From production to distribution, the COVID-19 pandemic undoubtedly put a damper on the entire chain of the film industry at a global scale. But as UK’s Flatpack and Indonesia’s Sahabat Seni Nusantara (SSN) came to find out, there’s no keeping good cinema down—and certainly not the spirit of those keen to bring it to the masses at a time it was most necessary.
The Urban Legends project kicked off during the long, grim winter of 2020 and 2021, when the pandemic situation in the UK was particularly dire and the novelty of presenting online film events had begun to wear off.
Therefore, for both Flatpack and Sahabat Seni Nusantara (SSN), connecting with one another despite the six-hour time difference and the contrasting weathers—frosty morning in London, sultry afternoon in Jakarta—turned out to be a breath of fresh air.
Through lively, zigzag conversations, they covered the state of filmgoing in their respective countries, horror movies and urban legends, Islamic culture, food, urban planning, and plenty more besides.
Brought together and mediated by SHOUT Festival’s Creative Producer Adam Pushkin, the Flatpack team was able to understand more about the ethos underpinning Indonesia's community film culture, and the way that traditional folklore and Islamic beliefs often intermingle, while SSN learned more about the ins and outs of the Birmingham culture.
As the groups moved into the spring and summer of 2021 and attempted to translate these conversations into concrete activity, things became more difficult. In part this was due to the COVID-19 context: that weird hybrid period when both physical and digital events were in theory possible, but the former were complex and risky, and few people still had appetite for the latter after a long period stuck at home.
Logistics also turned out to be a persistent issue.

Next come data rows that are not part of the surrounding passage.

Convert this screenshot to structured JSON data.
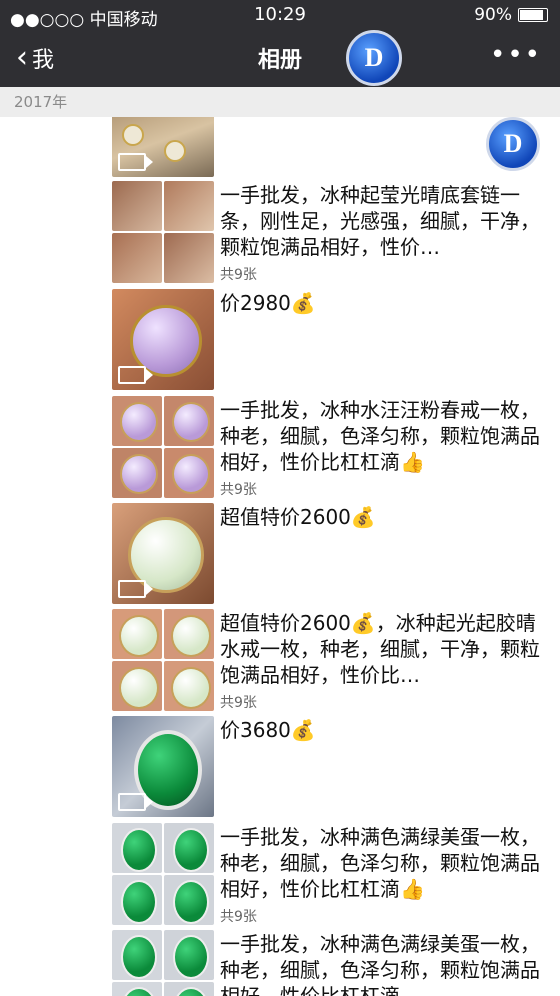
{
  "status": {
    "carrier": "●●○○○ 中国移动",
    "wifi_icon": "wifi-icon",
    "time": "10:29",
    "battery": "90%"
  },
  "nav": {
    "back_label": "我",
    "title": "相册",
    "more_label": "•••"
  },
  "logo_text": "D",
  "year": "2017年",
  "posts": [
    {
      "text": "",
      "count": ""
    },
    {
      "text": "一手批发，冰种起莹光晴底套链一条，刚性足，光感强，细腻，干净，颗粒饱满品相好，性价…",
      "count": "共9张"
    },
    {
      "text": "价2980💰",
      "count": ""
    },
    {
      "text": "一手批发，冰种水汪汪粉春戒一枚，种老，细腻，色泽匀称，颗粒饱满品相好，性价比杠杠滴👍",
      "count": "共9张"
    },
    {
      "text": "超值特价2600💰",
      "count": ""
    },
    {
      "text": "超值特价2600💰，冰种起光起胶晴水戒一枚，种老，细腻，干净，颗粒饱满品相好，性价比…",
      "count": "共9张"
    },
    {
      "text": "价3680💰",
      "count": ""
    },
    {
      "text": "一手批发，冰种满色满绿美蛋一枚，种老，细腻，色泽匀称，颗粒饱满品相好，性价比杠杠滴👍",
      "count": "共9张"
    },
    {
      "text": "一手批发，冰种满色满绿美蛋一枚，种老，细腻，色泽匀称，颗粒饱满品相好，性价比杠杠滴",
      "count": ""
    }
  ],
  "colors": {
    "nav_bg": "#2f2f33",
    "year_bar_bg": "#ededed",
    "lavender": "#b99ad8",
    "icy": "#d6e7c8",
    "green": "#0b8a3a"
  }
}
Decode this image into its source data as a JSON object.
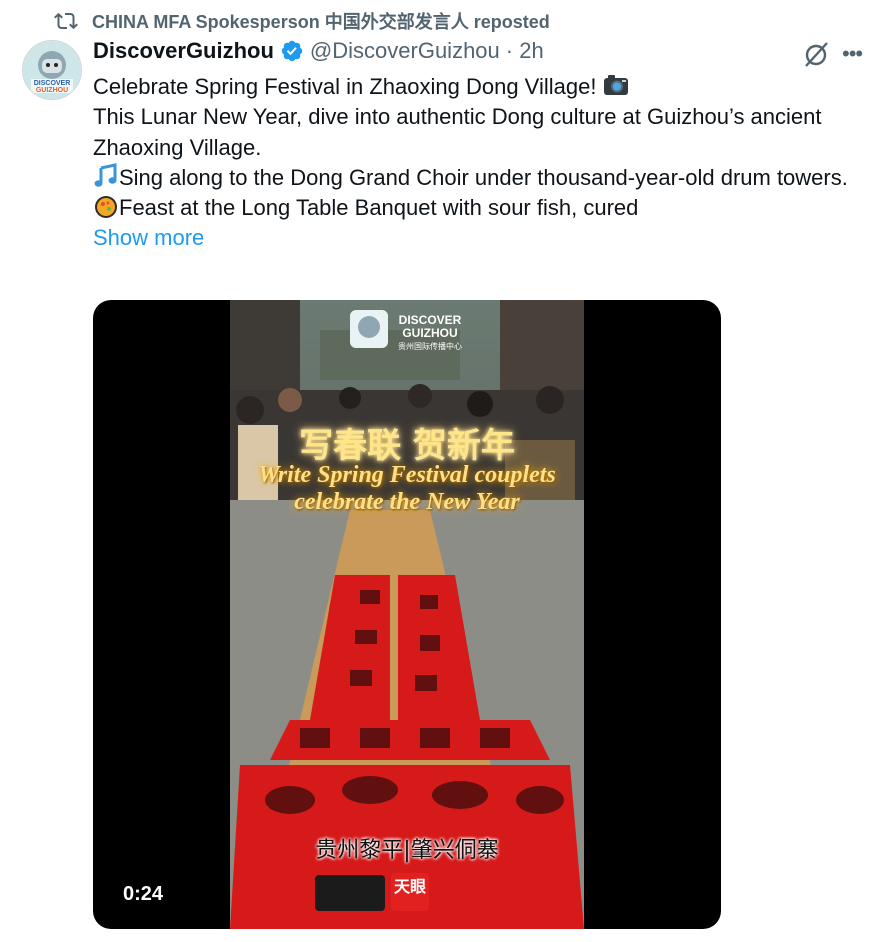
{
  "repost": {
    "text": "CHINA MFA Spokesperson 中国外交部发言人 reposted"
  },
  "author": {
    "display_name": "DiscoverGuizhou",
    "handle": "@DiscoverGuizhou",
    "time": "· 2h",
    "avatar_text": "DISCOVER GUIZHOU"
  },
  "tweet": {
    "lines": [
      "Celebrate Spring Festival in Zhaoxing Dong Village! ",
      "This Lunar New Year, dive into authentic Dong culture at Guizhou’s ancient Zhaoxing Village.",
      "Sing along to the Dong Grand Choir under thousand-year-old drum towers.",
      "Feast at the Long Table Banquet with sour fish, cured"
    ],
    "show_more": "Show more"
  },
  "media": {
    "timestamp": "0:24",
    "logo_title": "DISCOVER GUIZHOU",
    "logo_subtitle": "贵州国际传播中心",
    "overlay_cn": "写春联 贺新年",
    "overlay_en": "Write Spring Festival couplets celebrate the New Year",
    "location": "贵州黎平|肇兴侗寨",
    "badge": "天眼"
  },
  "colors": {
    "link": "#1d9bf0",
    "verified": "#1d9bf0",
    "muted": "#536471",
    "couplet_red": "#d61a1a"
  }
}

The lack of available slots at cinemas, the difficulty of viewing or clearing the rights for Indonesian film titles, and the lag in communication were some of the difficulties that arose as all the projects which had been in limbo for a while suddenly came back to life—this situation prompted the groups to run to keep up while also recovering from the shock of the previous year.

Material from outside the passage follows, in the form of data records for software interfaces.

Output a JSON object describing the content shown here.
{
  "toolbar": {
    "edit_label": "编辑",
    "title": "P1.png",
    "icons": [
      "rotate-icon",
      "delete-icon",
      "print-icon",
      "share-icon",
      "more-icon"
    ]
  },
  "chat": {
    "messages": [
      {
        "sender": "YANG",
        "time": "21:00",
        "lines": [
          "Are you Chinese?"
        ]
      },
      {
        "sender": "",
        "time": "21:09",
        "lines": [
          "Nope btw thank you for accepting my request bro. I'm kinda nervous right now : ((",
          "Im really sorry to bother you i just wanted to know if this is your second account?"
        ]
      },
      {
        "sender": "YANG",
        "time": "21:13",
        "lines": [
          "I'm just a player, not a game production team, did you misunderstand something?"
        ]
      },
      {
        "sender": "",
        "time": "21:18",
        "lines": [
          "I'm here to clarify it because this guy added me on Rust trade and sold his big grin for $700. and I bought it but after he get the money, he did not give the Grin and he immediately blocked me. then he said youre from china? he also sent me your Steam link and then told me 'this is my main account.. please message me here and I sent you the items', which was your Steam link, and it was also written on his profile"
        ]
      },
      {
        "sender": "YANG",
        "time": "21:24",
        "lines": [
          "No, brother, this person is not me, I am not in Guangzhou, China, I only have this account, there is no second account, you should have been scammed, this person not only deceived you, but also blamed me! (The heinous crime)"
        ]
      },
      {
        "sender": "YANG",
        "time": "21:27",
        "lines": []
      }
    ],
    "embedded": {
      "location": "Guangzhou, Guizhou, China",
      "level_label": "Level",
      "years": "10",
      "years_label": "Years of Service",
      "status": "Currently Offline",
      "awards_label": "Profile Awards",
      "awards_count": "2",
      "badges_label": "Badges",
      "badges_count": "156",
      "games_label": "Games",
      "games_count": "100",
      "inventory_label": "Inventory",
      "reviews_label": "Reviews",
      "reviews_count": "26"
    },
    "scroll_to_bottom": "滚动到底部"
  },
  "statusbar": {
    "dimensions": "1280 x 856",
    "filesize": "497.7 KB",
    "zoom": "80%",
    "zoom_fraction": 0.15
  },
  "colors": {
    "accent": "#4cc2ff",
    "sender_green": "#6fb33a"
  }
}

However, a host of activities—which included a guest talk by SSN’s Ekky Imanjaya, an online conversation, and a screening of Garin Nugroho’s Memories of My Body—managed to take place in the autumn of 2021. Of his award-winning film and its commingling of religion, culture, gender and sexuality, Garin Nugroho claimed to be inspred by the mixture of Hinduism, Islam and many other religions in Indonesia that underscores the country’s rich history and culture.
“When Memories of My Body was screened in India, they loved it, they said it’s part of [their] history too,” he recalls. “It would be great for the film to create room for discussion among the diverse communities in Birmingham.”
Meanwhile, Ekky Imanjaya noted that his participation in a panel of the Cine Excess festival was part of his mission to promote Indonesian cinema and pop culture as part of global conversations, more specifically the horror genre with a focus on pocong (shroud ghosts).
“These films are still overlooked and shunned by most film scholars, journalists and critics in Indonesia, let alone in global contexts,” he explains. “They underestimate the politics of taste of the audience. [But] the fact that the pocong films were produced massively should highlight something about film consumption and film culture in general.”
Overall, the involvement of Garin Nugroho and Ekky Imanjaya helped highlight the unique cinematic culture in Indonesia—as well as the many cultural contexts that imbue it, specifically in correlation with the Urban Legends theme—and expose it to an audience beyond its geographical borders.
“Indonesia is a diverse country, and in more than 70 years as an independent country, we haven’t had enough films about minorities,” observes Nugroho. “So it’s our duty to develop an atmosphere of diversity, and film is a medium to help develop public discussion [on the subject of diversity].”
While these activities went well despite earlier obstacles, both Flatpack and SSN also agreed that there’s still a lot of room for improvement for future endeavours, particularly in terms of having a project manager to keep things on track and manage conversations on both sides, considering the limitations to a partnership built around Zoom meetings and WhatsApp chats.
Nevertheless, the groups were thrilled by the opportunity to work together and hoped to join forces again in the future for an offline project, where they would be able to meet face-to-face and improve the quality of their collaboration.